→ What you should do:
All the data below goes into the copy word for word, but the pictures don't.

[Records from a data collection]
========================================================================

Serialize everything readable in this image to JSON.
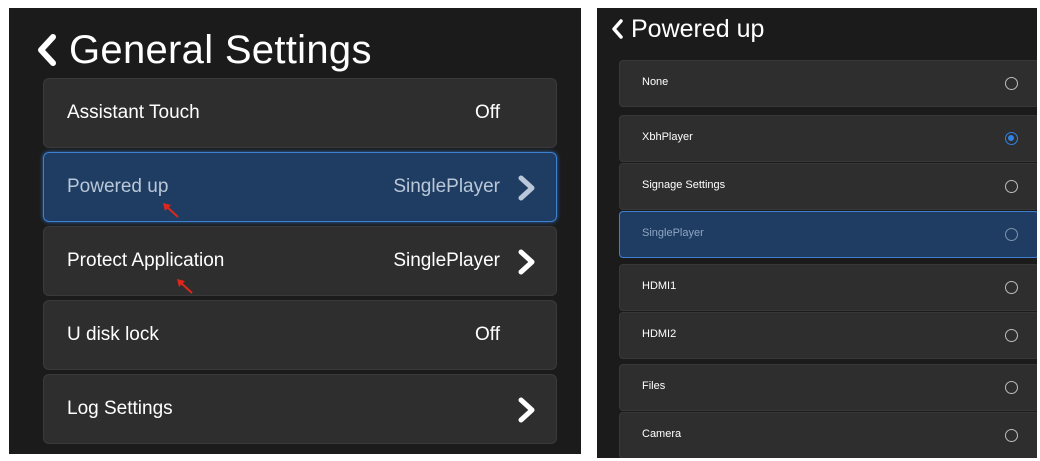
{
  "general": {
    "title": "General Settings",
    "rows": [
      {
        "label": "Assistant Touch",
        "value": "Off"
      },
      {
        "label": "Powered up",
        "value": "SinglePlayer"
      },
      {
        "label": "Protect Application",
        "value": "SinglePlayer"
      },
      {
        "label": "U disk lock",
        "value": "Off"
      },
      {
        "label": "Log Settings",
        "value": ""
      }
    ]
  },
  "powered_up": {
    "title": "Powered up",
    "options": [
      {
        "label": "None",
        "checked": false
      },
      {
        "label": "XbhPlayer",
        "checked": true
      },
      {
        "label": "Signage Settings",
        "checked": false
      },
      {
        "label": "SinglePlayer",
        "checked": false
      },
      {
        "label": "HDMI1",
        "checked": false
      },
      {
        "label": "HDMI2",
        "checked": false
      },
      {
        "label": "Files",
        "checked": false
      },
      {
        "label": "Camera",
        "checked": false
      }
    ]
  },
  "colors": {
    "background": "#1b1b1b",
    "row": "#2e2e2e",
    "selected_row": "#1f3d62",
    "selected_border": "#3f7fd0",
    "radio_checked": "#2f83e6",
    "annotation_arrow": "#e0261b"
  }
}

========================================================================

→ Exercise result:
Serialize everything readable in this image to JSON.
{
  "general": {
    "title": "General Settings",
    "rows": [
      {
        "label": "Assistant Touch",
        "value": "Off"
      },
      {
        "label": "Powered up",
        "value": "SinglePlayer"
      },
      {
        "label": "Protect Application",
        "value": "SinglePlayer"
      },
      {
        "label": "U disk lock",
        "value": "Off"
      },
      {
        "label": "Log Settings",
        "value": ""
      }
    ]
  },
  "powered_up": {
    "title": "Powered up",
    "options": [
      {
        "label": "None",
        "checked": false
      },
      {
        "label": "XbhPlayer",
        "checked": true
      },
      {
        "label": "Signage Settings",
        "checked": false
      },
      {
        "label": "SinglePlayer",
        "checked": false
      },
      {
        "label": "HDMI1",
        "checked": false
      },
      {
        "label": "HDMI2",
        "checked": false
      },
      {
        "label": "Files",
        "checked": false
      },
      {
        "label": "Camera",
        "checked": false
      }
    ]
  },
  "colors": {
    "background": "#1b1b1b",
    "row": "#2e2e2e",
    "selected_row": "#1f3d62",
    "selected_border": "#3f7fd0",
    "radio_checked": "#2f83e6",
    "annotation_arrow": "#e0261b"
  }
}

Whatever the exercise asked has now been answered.